I nod, keeping my eyes on the winding country rod. By any rational estimation, newborns are some of the most helpless things on the planet. But after forty-five minutes in a car with one, forty-five minutes of ceaseless cacophony, every scream and shriek a new expression of infantile anger or need, you could be excused for thinking it's exercising some sort of sonic defense mechanism.
Marianne, though, sees it differently: "It's his way of communicating. If he wants something, he has to call until someone comes."
"At ninety decibels." I crack the window, which both lets some of the late-October air in and some of the screeching out.
"Shut that right now," Marianne snaps. "You'll give him a chill."
I obey. Like always.
Eventually, we started talking about the topic of child abuse, how we'd never really understood why someone would physically harm such a small, defenseless thing. It seemed like such a monstrous evil. But we imagined how if you stripped away the support structures of family and friends, put a mother or father under great external strain, then coupled all of it with the exhaustion and an infant's endless supplications ... Well, it was still monstrous. But we had an inkling about how it might happen.
One night, we awoke to sound of barking. Not of dogs. Human barking. A series of yips, high-pitched and plangent. We flicked on the lights. Our baby was lying flat on his back, looking up at the ceiling. We stared at him, bewildered that such a sound had come out of that tiny body. Then as we watched, he barked one more time and went silent. He almost seemed to be waiting for a reply.
"Bark," supernatural horror in the vein of M.R. James, was born soon after. You can read it in the Literary Lab's Genre Wars anthology.

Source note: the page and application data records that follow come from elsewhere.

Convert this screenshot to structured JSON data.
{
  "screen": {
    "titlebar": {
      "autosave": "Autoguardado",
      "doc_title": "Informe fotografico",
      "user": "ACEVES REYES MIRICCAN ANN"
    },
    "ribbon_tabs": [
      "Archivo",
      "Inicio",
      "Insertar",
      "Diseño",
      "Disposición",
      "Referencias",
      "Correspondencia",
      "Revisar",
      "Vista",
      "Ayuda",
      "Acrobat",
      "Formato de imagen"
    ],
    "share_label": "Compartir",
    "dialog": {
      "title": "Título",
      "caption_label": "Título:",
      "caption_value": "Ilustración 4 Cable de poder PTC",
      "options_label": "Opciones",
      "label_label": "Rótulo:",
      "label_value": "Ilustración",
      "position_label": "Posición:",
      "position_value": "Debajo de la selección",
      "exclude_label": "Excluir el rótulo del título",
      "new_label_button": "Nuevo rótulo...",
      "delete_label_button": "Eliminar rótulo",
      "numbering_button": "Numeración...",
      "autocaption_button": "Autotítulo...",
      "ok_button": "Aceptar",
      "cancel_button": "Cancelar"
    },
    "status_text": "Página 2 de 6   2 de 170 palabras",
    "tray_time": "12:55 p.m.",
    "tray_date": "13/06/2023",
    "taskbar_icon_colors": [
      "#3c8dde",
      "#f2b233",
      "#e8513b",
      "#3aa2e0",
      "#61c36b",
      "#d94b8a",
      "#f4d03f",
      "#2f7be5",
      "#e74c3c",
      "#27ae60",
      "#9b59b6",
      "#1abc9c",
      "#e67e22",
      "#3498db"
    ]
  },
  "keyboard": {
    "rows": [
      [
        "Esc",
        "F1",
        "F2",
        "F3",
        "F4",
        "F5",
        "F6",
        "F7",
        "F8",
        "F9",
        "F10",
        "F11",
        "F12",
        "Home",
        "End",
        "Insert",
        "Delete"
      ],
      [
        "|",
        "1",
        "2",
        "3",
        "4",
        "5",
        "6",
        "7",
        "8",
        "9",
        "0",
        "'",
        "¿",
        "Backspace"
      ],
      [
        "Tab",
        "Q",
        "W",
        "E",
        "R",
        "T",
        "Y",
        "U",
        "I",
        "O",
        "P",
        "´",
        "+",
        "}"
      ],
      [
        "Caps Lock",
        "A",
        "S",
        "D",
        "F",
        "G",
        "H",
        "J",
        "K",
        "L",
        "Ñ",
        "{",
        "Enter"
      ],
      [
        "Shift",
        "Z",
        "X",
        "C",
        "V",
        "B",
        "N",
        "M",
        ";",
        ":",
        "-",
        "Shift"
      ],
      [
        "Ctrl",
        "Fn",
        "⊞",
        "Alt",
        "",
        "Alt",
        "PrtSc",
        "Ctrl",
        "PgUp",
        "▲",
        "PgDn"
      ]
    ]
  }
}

Or you can win a free copy! Be the first person to email me at ISawLightningFall [at] gmail [dot] com with the approximate distance at which a newborn's eyes can focus, and you'll snag it.